---------- Data extract
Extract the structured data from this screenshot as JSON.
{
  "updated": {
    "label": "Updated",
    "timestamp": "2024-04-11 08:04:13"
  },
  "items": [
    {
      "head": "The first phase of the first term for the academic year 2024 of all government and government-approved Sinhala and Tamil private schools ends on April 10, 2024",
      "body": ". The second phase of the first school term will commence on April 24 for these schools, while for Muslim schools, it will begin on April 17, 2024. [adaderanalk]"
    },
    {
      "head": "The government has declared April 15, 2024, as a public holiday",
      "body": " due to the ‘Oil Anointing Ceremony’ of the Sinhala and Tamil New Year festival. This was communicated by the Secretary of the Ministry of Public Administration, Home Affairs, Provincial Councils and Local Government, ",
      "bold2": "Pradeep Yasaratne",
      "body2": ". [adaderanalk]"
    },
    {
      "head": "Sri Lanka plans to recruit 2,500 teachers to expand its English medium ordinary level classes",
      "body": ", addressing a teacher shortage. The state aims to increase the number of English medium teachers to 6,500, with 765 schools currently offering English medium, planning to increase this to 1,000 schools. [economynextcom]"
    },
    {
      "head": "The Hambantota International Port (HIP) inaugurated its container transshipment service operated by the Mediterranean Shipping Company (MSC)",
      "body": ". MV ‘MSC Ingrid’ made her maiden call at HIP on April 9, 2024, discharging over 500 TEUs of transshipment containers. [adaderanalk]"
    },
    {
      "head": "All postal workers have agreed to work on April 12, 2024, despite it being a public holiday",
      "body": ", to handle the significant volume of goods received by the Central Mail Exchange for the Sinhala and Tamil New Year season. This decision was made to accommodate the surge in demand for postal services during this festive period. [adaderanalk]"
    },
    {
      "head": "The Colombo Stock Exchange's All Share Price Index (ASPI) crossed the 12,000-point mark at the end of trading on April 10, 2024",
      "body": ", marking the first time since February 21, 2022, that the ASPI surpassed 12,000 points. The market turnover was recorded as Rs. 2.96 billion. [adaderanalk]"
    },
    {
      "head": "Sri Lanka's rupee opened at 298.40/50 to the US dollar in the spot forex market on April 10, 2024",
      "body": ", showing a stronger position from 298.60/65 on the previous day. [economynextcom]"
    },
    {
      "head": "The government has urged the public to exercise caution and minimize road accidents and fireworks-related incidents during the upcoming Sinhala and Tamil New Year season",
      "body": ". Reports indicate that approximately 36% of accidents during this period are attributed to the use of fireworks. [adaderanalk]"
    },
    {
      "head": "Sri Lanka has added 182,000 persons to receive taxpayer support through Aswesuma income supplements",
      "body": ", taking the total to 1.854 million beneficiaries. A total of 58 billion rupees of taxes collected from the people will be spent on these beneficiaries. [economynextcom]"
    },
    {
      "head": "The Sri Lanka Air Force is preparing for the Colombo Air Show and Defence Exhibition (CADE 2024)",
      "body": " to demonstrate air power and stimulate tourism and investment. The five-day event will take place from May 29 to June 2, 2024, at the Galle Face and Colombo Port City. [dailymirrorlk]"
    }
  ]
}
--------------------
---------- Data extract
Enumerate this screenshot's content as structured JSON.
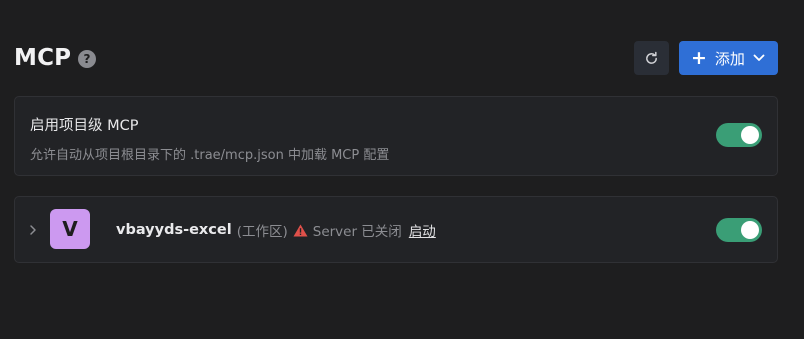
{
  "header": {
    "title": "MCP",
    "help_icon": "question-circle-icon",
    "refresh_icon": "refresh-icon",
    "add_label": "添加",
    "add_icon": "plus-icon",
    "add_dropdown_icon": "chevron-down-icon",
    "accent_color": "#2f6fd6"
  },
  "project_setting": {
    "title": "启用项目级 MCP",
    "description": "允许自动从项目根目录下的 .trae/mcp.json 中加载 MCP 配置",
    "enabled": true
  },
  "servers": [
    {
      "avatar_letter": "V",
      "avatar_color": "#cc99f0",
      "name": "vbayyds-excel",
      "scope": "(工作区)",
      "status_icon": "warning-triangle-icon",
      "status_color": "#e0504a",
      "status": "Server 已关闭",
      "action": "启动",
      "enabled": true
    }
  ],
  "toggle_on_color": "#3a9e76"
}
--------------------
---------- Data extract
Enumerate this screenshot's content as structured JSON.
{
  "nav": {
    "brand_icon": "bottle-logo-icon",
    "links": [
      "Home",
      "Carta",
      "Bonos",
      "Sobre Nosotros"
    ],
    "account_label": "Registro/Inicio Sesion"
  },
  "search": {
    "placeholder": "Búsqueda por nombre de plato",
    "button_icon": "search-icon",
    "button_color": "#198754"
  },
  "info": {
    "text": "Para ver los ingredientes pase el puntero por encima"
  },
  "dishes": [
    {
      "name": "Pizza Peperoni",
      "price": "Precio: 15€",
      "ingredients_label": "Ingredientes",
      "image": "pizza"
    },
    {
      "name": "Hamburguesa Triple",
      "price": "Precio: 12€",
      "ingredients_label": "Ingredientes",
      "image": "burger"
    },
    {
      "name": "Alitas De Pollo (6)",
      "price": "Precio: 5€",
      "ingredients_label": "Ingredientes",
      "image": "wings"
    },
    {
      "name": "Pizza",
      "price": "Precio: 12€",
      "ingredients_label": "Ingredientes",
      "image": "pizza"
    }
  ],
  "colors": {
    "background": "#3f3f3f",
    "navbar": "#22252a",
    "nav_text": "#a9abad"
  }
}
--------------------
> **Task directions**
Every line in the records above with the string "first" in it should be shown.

> **Output for this task**
      "head": "The first phase of the first term for the academic year 2024 of all government and government-approved Sinhala and Tamil private schools ends on April 10, 2024",
      "body": ". The second phase of the first school term will commence on April 24 for these schools, while for Muslim schools, it will begin on April 17, 2024. [adaderanalk]"
      "body": ", marking the first time since February 21, 2022, that the ASPI surpassed 12,000 points. The market turnover was recorded as Rs. 2.96 billion. [adaderanalk]"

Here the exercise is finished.